Chill at a Beach
There are so many great beaches to choose from. These are our top 5 recommendations:
- Ho’okipa Beach- The windsurfing capital and also a good beach to spot sea turtles in the afternoon.
- Big Beach – Great for playing in waves on the shore break.
- Red Sand Beach – Beautiful surroundings, calm, shallows waters, and less crowds.
- Kaanapali Beach – Lively, pretty water, and great snorkeling.
- Hamoa Beach – Less crowded, more peaceful, some facilities.
Spoil Yourself With a Tour or Excursion
One of the best parts of Maui is that there are so many great guided adventures and excursions you can do. As a kid, I loved taking the boat ride out to Molokini to snorkel. Winter is the perfect time for whale watching or visit the Maui Ocean Center and see wildlife up close. My mom still talks about how fun her ATV adventure on Haleakala’s upcountry was. Kihei is a perfect place to learn to surf. With so much to choose from, it’s hard to squeeze it all in!
- Snorkel at Molokini + Swim With Turtles at Turtletown
- Bike Down Haleakala
- Explore Hana by Helicopter
- Learn to Surf
- Go Whale Watching
- Sunset Dinner Cruise
- ATV Adventures
- Maui Ocean Center
Be sure to read our Maui 1 Week Itinerary.
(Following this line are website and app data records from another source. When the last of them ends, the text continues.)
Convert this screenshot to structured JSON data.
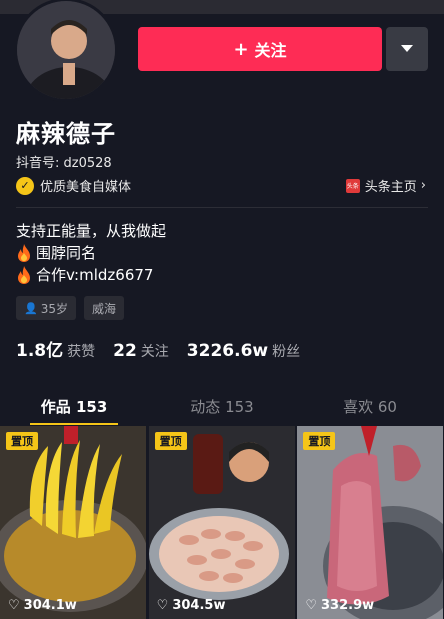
{
  "profile": {
    "name": "麻辣德子",
    "douyin_id": "抖音号: dz0528",
    "certification": "优质美食自媒体",
    "toutiao_link": "头条主页",
    "toutiao_icon": "头条"
  },
  "actions": {
    "follow_label": "关注",
    "follow_plus": "+"
  },
  "bio": {
    "lines": [
      "支持正能量，从我做起",
      "围脖同名",
      "合作v:mldz6677"
    ]
  },
  "tags": {
    "age": "35岁",
    "location": "威海"
  },
  "stats": {
    "likes_value": "1.8亿",
    "likes_label": "获赞",
    "following_value": "22",
    "following_label": "关注",
    "followers_value": "3226.6w",
    "followers_label": "粉丝"
  },
  "tabs": [
    {
      "label": "作品 153",
      "active": true
    },
    {
      "label": "动态 153",
      "active": false
    },
    {
      "label": "喜欢 60",
      "active": false
    }
  ],
  "videos": [
    {
      "pin_label": "置顶",
      "likes": "304.1w",
      "subject": "bananas in pan"
    },
    {
      "pin_label": "置顶",
      "likes": "304.5w",
      "subject": "chicken wings tray"
    },
    {
      "pin_label": "置顶",
      "likes": "332.9w",
      "subject": "pork slab"
    }
  ],
  "colors": {
    "background": "#161823",
    "follow_button": "#fe2c55",
    "accent_yellow": "#f5c518"
  },
  "icons": [
    "chevron-down-icon",
    "cert-badge-icon",
    "toutiao-icon",
    "chevron-right-icon",
    "fire-icon",
    "person-icon",
    "heart-icon"
  ]
}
Besides giving you a day-by-day plan, it also has a list of the best resorts, tips on saving, and some of our favorite places to get food.
Related Maui Blogs:
- Ultimate Maui 1 Week Itinerary
- 7 Stunning Stops on the Road to Hana
- 12 Best Campgrounds in Hawaii
- 10 Best Things to do in Oahu
- Guide to Camping in Hawaii
- Minimalist Hawaii Pack List